Lay Summary: The Effects of Pseudoxanthoma Elasticum (PXE) on the Placenta and Pregnancy
October 12, 2011
By Lisa Ratanaprasatporn, Intern, PXE International
Early literature on pregnancy in women with pseudoxanthoma elasticum (PXE) contained reports of severe complications, such as gastrointestinal hemorrhage, congestive heart failure, and cardiac arrhythmia. This led healthcare providers to advise women with PXE against becoming pregnant. However, more recent studies do not support that recommendation and to date, there is no strong evidence linking PXE to complications during pregnancy for the mother or the fetus. (See PXE and Pregnancy)
In an epidemiological survey conducted in 2000 by PXE International, many women with pseudoxanthoma elasticum reported placental calcifications during pregnancy. This information led to a cooperative study of the placenta in PXE. Dr. Lionel Bercovitch and Sharon Terry collected placentae from donors, and a team led by Dr. Ivonne Pasquali-Ronchetti in Italy analyzed and compared them to control placentae. In 2001, the results were published by Gheduzzi et al in a paper titled “The placenta in pseudoxanthoma elasticum: clinical, structural and immunochemical study” in the journal Placenta.
In the study, the features of placentae at term from 14 control and 15 PXE-affected women were compared in order to better understand if and how abnormal mineral accumulation in pseudoxanthoma elasticum might affect placental function. There were no marked differences between placentae of PXE patients and controls, with regard to weight, size, infarct (damage due to obstruction of local blood supply), blood clots, and inflammation. However, cell death and mineralization appeared statistically more pronounced in PXE. The placentae in patients with PXE had significantly increased mineral deposition, especially on the maternal side of the placenta. Thus, mineralization of the placenta is more pronounced in women with PXE than women without PXE. However, the calcification does not appear to significantly affect placental function or fetal well being. Women with pseudoxanthoma elasticum seldom experience problems during pregnancy. In all cases, pregnancy, fetus growth, and delivery were normal.

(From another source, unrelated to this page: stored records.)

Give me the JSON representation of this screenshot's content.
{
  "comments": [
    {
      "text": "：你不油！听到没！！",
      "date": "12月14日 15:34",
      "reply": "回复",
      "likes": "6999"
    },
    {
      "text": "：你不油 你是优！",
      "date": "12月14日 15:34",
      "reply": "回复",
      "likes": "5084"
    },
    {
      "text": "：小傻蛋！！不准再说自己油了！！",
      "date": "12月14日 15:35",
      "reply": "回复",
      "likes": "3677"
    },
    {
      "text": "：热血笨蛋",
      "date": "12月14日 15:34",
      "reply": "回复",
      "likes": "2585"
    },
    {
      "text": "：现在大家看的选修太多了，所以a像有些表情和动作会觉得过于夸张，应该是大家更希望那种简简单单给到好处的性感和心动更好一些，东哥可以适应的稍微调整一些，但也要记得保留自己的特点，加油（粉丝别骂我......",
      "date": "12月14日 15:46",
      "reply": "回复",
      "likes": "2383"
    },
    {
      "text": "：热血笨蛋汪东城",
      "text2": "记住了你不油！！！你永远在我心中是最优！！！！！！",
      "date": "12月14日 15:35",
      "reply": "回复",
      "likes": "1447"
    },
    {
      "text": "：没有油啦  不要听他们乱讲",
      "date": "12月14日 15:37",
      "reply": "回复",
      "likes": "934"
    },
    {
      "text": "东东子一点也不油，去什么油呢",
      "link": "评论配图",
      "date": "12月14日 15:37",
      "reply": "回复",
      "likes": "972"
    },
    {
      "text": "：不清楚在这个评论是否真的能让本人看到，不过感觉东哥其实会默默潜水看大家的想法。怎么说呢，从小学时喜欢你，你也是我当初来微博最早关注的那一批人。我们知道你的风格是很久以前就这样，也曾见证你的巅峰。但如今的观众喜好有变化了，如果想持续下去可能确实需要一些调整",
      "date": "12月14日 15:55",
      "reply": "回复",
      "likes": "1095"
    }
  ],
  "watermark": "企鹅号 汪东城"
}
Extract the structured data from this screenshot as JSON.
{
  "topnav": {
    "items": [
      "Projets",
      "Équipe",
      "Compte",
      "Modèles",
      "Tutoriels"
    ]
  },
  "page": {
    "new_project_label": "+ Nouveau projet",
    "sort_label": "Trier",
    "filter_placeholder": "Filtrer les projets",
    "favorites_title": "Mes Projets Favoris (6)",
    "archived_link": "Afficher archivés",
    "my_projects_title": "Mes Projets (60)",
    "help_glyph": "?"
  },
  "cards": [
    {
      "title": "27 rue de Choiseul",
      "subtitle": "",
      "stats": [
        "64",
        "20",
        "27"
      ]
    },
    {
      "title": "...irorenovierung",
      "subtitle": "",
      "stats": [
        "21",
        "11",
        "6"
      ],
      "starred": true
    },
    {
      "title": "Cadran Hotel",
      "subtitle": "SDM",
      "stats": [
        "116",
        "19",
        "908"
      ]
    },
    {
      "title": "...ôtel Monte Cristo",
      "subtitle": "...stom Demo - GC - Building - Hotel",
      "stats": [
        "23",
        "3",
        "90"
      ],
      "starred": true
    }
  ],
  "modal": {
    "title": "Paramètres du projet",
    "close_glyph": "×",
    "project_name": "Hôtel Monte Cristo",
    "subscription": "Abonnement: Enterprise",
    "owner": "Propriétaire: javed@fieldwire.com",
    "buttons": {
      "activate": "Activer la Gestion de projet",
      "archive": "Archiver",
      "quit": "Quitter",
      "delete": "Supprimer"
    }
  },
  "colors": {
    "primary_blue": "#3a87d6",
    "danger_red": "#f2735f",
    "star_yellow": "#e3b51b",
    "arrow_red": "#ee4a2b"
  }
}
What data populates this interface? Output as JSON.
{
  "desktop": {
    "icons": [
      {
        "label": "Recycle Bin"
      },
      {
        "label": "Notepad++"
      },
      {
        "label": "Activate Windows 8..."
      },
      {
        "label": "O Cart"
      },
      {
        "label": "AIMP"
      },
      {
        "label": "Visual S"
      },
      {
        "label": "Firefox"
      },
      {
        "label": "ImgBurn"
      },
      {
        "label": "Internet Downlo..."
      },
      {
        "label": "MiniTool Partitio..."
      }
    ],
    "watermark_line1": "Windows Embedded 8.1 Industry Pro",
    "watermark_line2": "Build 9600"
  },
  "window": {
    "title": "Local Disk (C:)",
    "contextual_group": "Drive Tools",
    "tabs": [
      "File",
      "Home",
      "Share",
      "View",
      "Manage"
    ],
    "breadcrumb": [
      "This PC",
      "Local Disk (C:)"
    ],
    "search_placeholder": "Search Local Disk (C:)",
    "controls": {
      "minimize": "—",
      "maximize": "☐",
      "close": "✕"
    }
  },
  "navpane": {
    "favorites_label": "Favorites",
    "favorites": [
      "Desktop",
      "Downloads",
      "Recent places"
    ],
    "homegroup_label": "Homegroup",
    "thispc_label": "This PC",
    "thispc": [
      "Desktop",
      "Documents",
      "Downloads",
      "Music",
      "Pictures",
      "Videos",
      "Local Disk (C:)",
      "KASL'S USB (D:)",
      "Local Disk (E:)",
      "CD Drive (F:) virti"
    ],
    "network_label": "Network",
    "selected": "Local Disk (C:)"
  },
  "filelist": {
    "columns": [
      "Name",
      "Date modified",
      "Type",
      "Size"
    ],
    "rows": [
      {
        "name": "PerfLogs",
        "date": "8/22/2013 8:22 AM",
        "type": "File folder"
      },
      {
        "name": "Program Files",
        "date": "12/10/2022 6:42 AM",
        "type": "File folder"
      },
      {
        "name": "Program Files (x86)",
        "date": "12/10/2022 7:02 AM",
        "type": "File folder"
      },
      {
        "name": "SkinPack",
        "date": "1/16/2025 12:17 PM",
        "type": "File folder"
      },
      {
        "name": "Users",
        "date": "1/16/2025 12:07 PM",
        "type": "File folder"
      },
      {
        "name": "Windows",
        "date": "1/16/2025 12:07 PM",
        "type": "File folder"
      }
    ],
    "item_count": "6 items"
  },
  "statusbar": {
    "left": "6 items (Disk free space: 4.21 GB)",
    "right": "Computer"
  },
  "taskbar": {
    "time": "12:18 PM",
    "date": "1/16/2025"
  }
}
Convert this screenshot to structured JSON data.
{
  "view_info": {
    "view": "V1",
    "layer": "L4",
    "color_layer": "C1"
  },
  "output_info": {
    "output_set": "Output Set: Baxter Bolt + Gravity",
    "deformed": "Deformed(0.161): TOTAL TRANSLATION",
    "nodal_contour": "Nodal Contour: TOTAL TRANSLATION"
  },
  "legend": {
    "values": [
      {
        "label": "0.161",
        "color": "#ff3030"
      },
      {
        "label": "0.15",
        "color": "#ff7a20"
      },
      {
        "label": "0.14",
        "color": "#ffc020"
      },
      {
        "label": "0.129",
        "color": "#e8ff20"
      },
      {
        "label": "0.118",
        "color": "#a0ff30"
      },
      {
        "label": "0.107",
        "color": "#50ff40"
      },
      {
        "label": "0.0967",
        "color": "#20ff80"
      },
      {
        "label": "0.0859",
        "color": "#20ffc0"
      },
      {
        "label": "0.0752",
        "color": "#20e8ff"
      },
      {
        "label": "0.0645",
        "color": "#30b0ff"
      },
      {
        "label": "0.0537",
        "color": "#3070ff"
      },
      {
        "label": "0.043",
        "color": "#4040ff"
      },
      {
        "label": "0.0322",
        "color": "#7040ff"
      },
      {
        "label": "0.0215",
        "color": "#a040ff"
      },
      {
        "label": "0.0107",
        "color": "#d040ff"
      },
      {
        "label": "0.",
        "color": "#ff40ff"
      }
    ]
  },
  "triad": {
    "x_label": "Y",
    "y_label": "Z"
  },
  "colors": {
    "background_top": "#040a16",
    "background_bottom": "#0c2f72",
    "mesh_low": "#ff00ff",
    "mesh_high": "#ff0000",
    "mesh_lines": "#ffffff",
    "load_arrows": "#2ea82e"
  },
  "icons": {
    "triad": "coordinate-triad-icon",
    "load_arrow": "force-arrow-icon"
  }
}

The uncomplicated pregnancy and normal delivery of a child by women with PXE was illustrated in a 2008 paper titled “Placental Calcification in Pseudoxanthoma Elasticum” published in the Annals Academy of Medicine by Wei Chan Tan and Charles H. Rodeck. In this study, Tan and Rodeck reported a case of a 37-year-old pregnant white woman with PXE. She was diagnosed with PXE at the age of 26 with the characteristic eye and skin lesions of PXE. Her prenatal imaging showed an extensively calcified placenta known to be associated with PXE. Despite the calcification of the placenta, her pregnancy was normal. The woman delivered a healthy baby boy at the 38th week by Caesarean section. The child had normal weight and normal growth. The boy did not show any characteristic skin lesions at birth and remained well at 6 months of age. In addition, the mother was well throughout the pregnancy. She did not experience aggravation of skin lesions, hypertension, or gastrointestinal bleeding. She did not have any drastic changes in abdominal skin quality or excessive stretch marks.
In conclusion, most women with pseudoxanthoma elasticum show no serious complications during pregnancy. Some pregnancies are associated with worsening of skin manifestations, but more recent reports showed no complications in the mother or the baby during the pregnancy or the first few months following the birth. Therefore, there is no basis for advising women with PXE to avoid becoming pregnant based on recent reports and findings.
Gheduzzi D, Taparelli F, Quaglino D Jr, Di Rico C, Bercovitch L, Terry S, Singer DB, Pasquali-Ronchetti I. The placenta in pseudoxanthoma elasticum: clinical, structural and immunochemical study. Placenta. 2001 Jul;22(6):580-90.
Tan WC, Rodeck CH. Placental calcification in pseudoxanthoma elasticum. Ann Acad Med Singapore. 2008 Jul;37(7):598-600.